Skip to main content
U.S. flag

An official website of the United States government

Dot gov

The .gov means it's official.
Federal government websites often end in .gov or .mil. Before sharing sensitive information, make sure you're on a federal government site.

Https

The site is secure.
The https:// ensures that you are connecting to the official website and that any information you provide is encrypted and transmitted securely.

The Centers for Medicare & Medicaid Services Did Not Identify and Report Potential Antideficiency Act Violations for 12 Contracts Used To Establish the Federal Marketplace Under the Affordable Care Act

Why OIG Did This Review

A 2008 HHS review of its acquisition process concluded that HHS components, including the Centers for Medicare & Medicaid Services (CMS), did not always obligate and expend funds in compliance with Federal requirements. As a result, in July 2011, HHS reported a department-wide Antideficiency Act violation totaling more than $1.4 billion. These previously identified deficiencies, combined with issues with the October 2013 launch of the Federal marketplace, raised concerns about CMS's management and oversight of contracts awarded in whole or in part for the support of the Federal marketplace. CMS relies extensively on contractors to operate many of its healthcare programs, including the Federal marketplace.

Our objective was to determine whether CMS obligated and expended funds for its Federal marketplace contracts in compliance with appropriations law and Federal requirements.

How OIG Did This Review

We reviewed 74 contracts that CMS identified as having been awarded for the development, implementation, and operation of the Federal marketplace. We reviewed these contracts to identify their funding sources and determine whether their obligations and expenditures from March 23, 2010, through October 31, 2015, were made in accordance with funding source and other legal requirements.

What OIG Found

CMS correctly obligated and expended funds for 62 of the 74 contracts we reviewed. For the remaining 12 contracts, CMS did not obligate and expend funds in compliance with applicable laws and requirements. For instance, CMS did not always obligate funds in accordance with the bona fide needs rule. Under this rule, a fiscal year appropriation may be obligated only to meet a bona fide, or legitimate, need arising in, or in some cases arising before but continuing to exist in, the appropriation's period of availability. CMS did not meet this rule because it obligated the wrong fiscal year's funds to contract modifications. In addition, CMS did not meet rules governing expenditures because it paid some contract invoices with fiscal year funds that were not available at the time the billed work was performed. CMS's accounting system, the Healthcare Integrated General Ledger Accounting System (HIGLAS), did not ensure that expenditures were matched to obligations with an appropriate period of availability.

These errors resulted in potential, unreported Antideficiency Act obligation violations totaling $164.6 million ($155.9 million related to the Federal marketplace) and expenditure violations totaling $22.4 million ($18.3 million related to the Federal marketplace). In addition, for three contracts, CMS failed to record obligations totaling $2.9 million in a timely manner. Failure to record obligations in a timely manner can result in Antideficiency Act violations.

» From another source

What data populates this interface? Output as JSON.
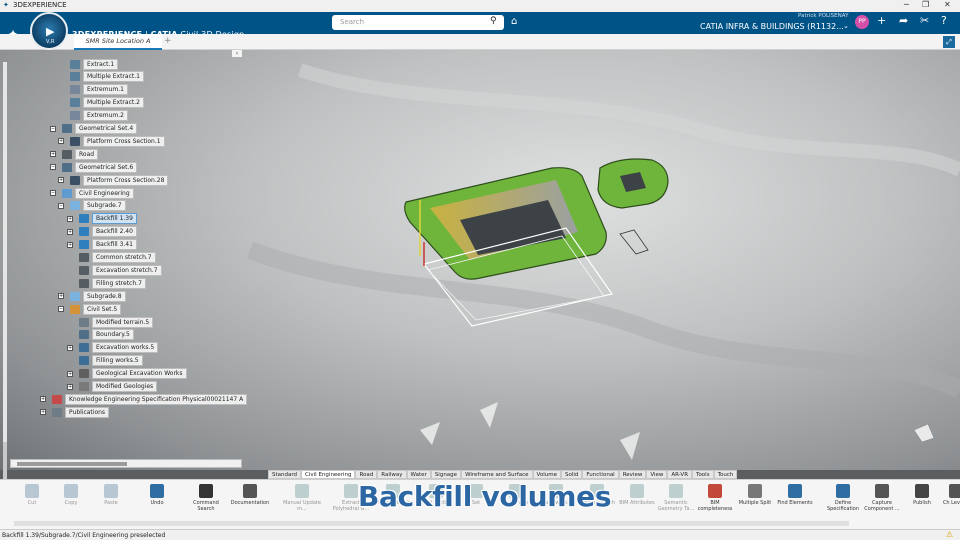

What OIG Recommends and CMS Comments

We recommend that CMS (1) correct the bona fide needs obligation violations totaling $164.6 million ($155.9 million related to the Federal marketplace) and, if CMS is unable to correct those violations, report the Antideficiency Act violations; (2) correct the bona fide needs expenditure violations totaling $22.4 million ($18.3 million related to the Federal marketplace) and, if CMS is unable to correct those violations, report the Antideficiency Act violations; (3) coordinate with HHS, in consultation with the Office of the General Counsel, to develop guidance and train Office of Financial Management personnel on the correct process to record obligations and expenditures to avoid potential Antideficiency Act violations; and (4) develop automated controls in HIGLAS to ensure that contract expenditures for each program year are paid using appropriate program-year obligations.

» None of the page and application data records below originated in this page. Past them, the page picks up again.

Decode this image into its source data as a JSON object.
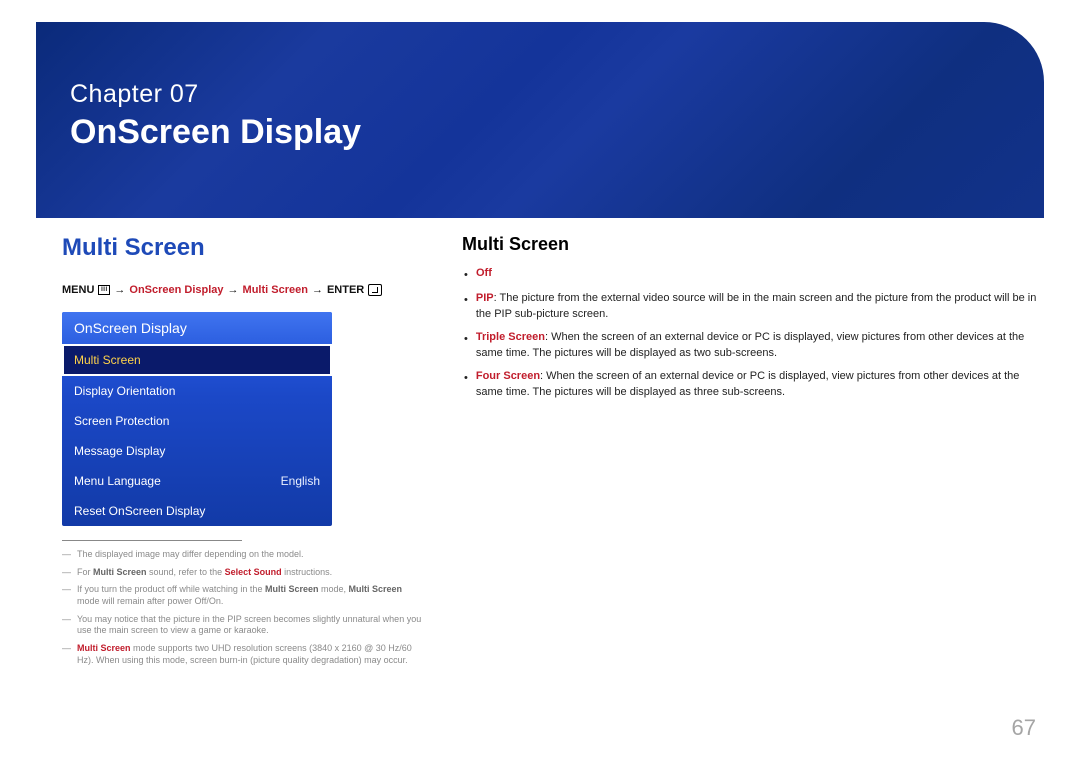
{
  "banner": {
    "chapter_label": "Chapter",
    "chapter_num": "07",
    "title": "OnScreen Display"
  },
  "page_number": "67",
  "left": {
    "heading": "Multi Screen",
    "breadcrumb": {
      "menu": "MENU",
      "arrow": "→",
      "path": [
        "OnScreen Display",
        "Multi Screen"
      ],
      "enter": "ENTER"
    },
    "panel": {
      "title": "OnScreen Display",
      "items": [
        {
          "label": "Multi Screen",
          "value": "",
          "selected": true
        },
        {
          "label": "Display Orientation",
          "value": "",
          "selected": false
        },
        {
          "label": "Screen Protection",
          "value": "",
          "selected": false
        },
        {
          "label": "Message Display",
          "value": "",
          "selected": false
        },
        {
          "label": "Menu Language",
          "value": "English",
          "selected": false
        },
        {
          "label": "Reset OnScreen Display",
          "value": "",
          "selected": false
        }
      ]
    },
    "footnotes": [
      {
        "segments": [
          {
            "t": "The displayed image may differ depending on the model."
          }
        ]
      },
      {
        "segments": [
          {
            "t": "For "
          },
          {
            "t": "Multi Screen",
            "cls": "b"
          },
          {
            "t": " sound, refer to the "
          },
          {
            "t": "Select Sound",
            "cls": "red"
          },
          {
            "t": " instructions."
          }
        ]
      },
      {
        "segments": [
          {
            "t": "If you turn the product off while watching in the "
          },
          {
            "t": "Multi Screen",
            "cls": "b"
          },
          {
            "t": " mode, "
          },
          {
            "t": "Multi Screen",
            "cls": "b"
          },
          {
            "t": " mode will remain after power Off/On."
          }
        ]
      },
      {
        "segments": [
          {
            "t": "You may notice that the picture in the PIP screen becomes slightly unnatural when you use the main screen to view a game or karaoke."
          }
        ]
      },
      {
        "segments": [
          {
            "t": "Multi Screen",
            "cls": "red"
          },
          {
            "t": " mode supports two UHD resolution screens (3840 x 2160 @ 30 Hz/60 Hz). When using this mode, screen burn-in (picture quality degradation) may occur."
          }
        ]
      }
    ]
  },
  "right": {
    "heading": "Multi Screen",
    "bullets": [
      {
        "segments": [
          {
            "t": "Off",
            "cls": "red"
          }
        ]
      },
      {
        "segments": [
          {
            "t": "PIP",
            "cls": "red"
          },
          {
            "t": ": The picture from the external video source will be in the main screen and the picture from the product will be in the PIP sub-picture screen."
          }
        ]
      },
      {
        "segments": [
          {
            "t": "Triple Screen",
            "cls": "red"
          },
          {
            "t": ": When the screen of an external device or PC is displayed, view pictures from other devices at the same time. The pictures will be displayed as two sub-screens."
          }
        ]
      },
      {
        "segments": [
          {
            "t": "Four Screen",
            "cls": "red"
          },
          {
            "t": ": When the screen of an external device or PC is displayed, view pictures from other devices at the same time. The pictures will be displayed as three sub-screens."
          }
        ]
      }
    ]
  }
}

In written comments on our draft report, CMS did not specifically concur with our recommendations but described the actions it planned to take in response to those recommendations. CMS stated that in coordination with appropriate offices within HHS, they would examine the identified obligation and expenditure violations, make appropriate account adjustments and report any resulting reportable Antideficiency Act violations as necessary. Further CMS stated that in coordination with appropriate offices within HHS, they would develop additional guidance and provide training to personnel as appropriate once the contract obligation and expenditure violations identified by the OIG were examined. In response to the OIG's final recommendation, CMS stated that automated controls would be developed in HIGLAS as appropriate.

After receiving CMS's comments on our draft report, we made two revisions to the total value of the bona fide needs obligation violations. Our findings and recommendations, however, remain essentially unchanged.

Filed under: Centers for Medicare and Medicaid Services